▸ **What you should do**
Where "design" appears in a line of the entries below, that line should be copied.

(Dataset rows for apps and sites)
Segment Open

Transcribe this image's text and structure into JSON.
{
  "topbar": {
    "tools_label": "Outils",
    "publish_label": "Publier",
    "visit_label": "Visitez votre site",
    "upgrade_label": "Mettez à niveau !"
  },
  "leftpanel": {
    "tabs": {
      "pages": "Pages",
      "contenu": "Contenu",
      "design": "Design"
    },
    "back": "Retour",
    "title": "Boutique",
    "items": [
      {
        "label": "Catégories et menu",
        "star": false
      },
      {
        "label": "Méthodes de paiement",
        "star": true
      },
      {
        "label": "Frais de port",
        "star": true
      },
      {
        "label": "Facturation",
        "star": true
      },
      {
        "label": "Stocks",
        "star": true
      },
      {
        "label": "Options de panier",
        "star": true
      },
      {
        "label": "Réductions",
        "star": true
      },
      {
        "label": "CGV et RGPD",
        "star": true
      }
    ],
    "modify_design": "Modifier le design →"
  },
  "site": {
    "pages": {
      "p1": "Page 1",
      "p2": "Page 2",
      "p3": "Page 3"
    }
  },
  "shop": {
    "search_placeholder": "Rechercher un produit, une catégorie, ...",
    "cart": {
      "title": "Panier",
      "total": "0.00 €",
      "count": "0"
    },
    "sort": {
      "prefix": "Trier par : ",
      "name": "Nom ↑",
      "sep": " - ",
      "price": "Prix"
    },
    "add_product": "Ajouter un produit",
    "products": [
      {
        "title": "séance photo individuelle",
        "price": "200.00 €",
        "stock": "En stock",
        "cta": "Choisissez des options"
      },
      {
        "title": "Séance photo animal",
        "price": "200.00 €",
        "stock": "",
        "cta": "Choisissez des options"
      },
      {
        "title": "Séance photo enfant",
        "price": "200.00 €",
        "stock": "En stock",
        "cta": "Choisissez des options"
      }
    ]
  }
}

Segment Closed

▸ **Task answer**
      "design": "Design"
    "modify_design": "Modifier le design →"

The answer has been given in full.